== Data provided ==
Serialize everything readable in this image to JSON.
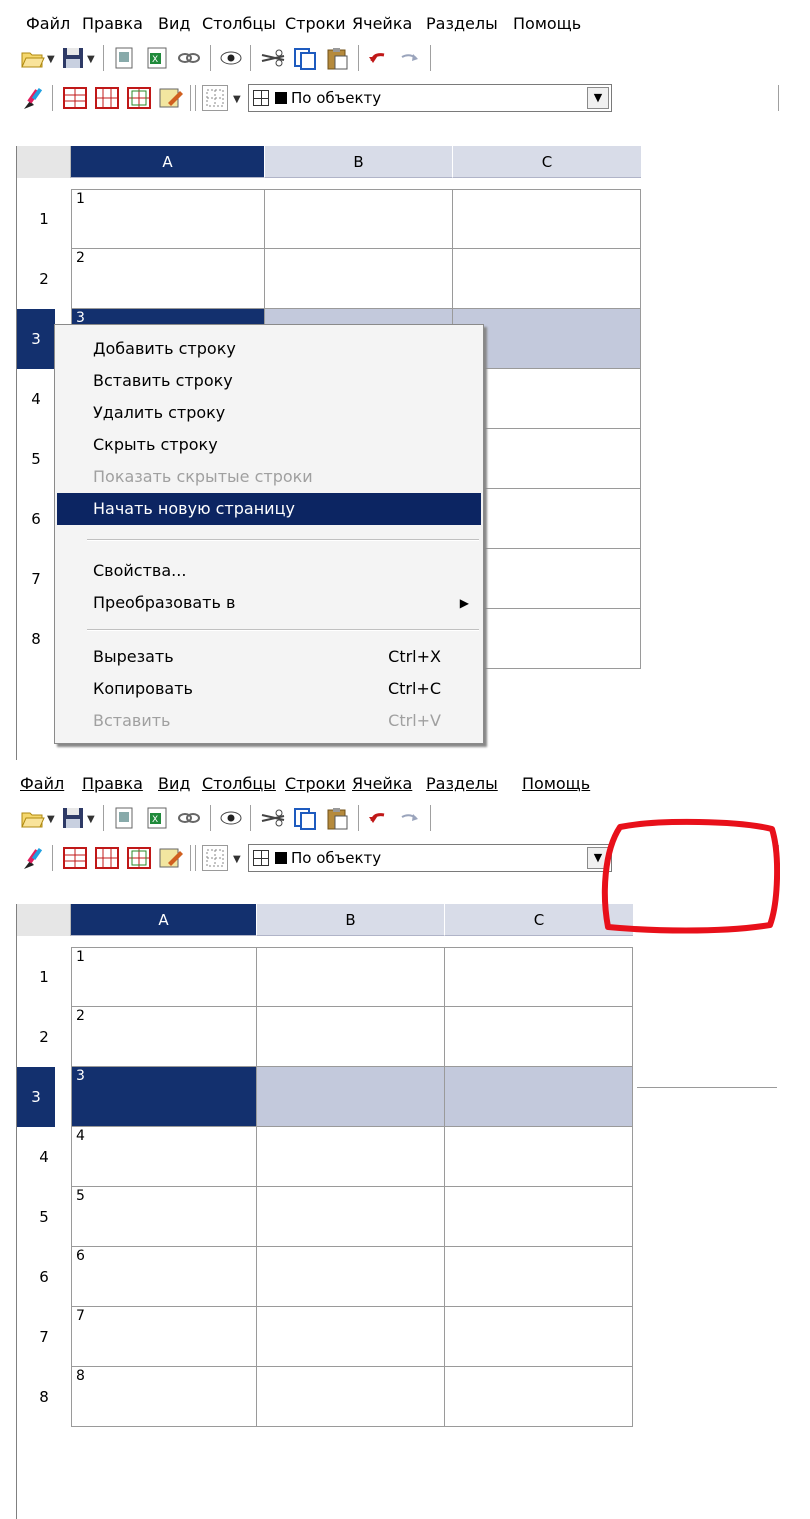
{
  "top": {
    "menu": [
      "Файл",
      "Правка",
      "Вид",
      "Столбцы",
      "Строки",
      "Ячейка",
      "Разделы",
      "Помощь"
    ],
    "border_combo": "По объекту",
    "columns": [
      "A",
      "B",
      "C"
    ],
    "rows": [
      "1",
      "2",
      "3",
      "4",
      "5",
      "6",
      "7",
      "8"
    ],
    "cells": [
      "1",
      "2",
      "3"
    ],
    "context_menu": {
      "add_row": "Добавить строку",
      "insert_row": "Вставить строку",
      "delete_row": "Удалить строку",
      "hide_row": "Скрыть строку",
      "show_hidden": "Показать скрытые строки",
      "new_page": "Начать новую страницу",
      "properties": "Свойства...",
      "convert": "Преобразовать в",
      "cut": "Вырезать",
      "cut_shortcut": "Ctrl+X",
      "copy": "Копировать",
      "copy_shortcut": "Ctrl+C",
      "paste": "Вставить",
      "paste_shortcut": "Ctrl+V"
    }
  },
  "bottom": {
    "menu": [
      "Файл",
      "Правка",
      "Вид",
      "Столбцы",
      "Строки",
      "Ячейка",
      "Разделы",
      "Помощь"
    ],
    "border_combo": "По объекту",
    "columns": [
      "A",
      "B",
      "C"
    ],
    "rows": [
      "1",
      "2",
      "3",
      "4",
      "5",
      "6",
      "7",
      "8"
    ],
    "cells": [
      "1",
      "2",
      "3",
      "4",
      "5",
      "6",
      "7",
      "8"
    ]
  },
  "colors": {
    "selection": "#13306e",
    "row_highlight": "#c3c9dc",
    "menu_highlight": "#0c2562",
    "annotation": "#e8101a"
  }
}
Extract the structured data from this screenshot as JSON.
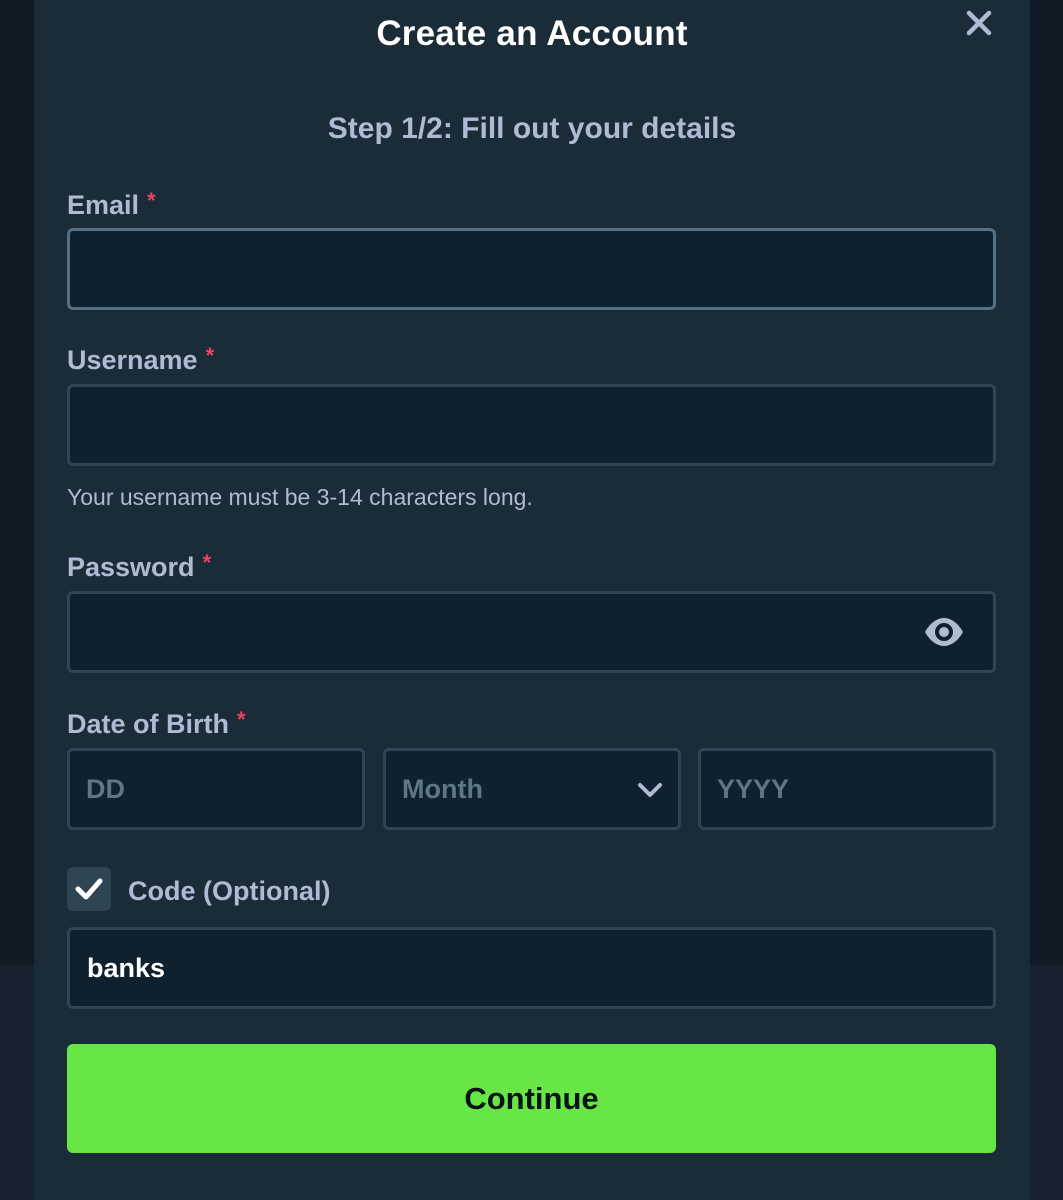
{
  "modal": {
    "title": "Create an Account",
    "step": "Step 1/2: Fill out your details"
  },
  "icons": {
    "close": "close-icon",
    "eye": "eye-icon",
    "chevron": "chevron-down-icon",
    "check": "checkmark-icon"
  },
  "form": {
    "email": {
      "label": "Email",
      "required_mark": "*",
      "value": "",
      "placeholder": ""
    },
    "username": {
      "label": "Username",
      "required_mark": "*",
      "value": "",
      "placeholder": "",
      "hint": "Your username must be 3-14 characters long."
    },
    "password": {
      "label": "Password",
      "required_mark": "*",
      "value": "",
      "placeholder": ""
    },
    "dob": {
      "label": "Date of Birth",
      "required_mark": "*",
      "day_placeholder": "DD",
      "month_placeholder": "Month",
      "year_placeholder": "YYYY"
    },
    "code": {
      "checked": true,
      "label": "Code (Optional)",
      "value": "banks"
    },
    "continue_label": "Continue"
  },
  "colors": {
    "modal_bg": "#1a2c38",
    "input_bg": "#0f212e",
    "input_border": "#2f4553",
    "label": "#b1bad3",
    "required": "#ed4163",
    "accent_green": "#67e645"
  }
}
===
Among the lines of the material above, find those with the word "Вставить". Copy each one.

      "insert_row": "Вставить строку",
      "paste": "Вставить",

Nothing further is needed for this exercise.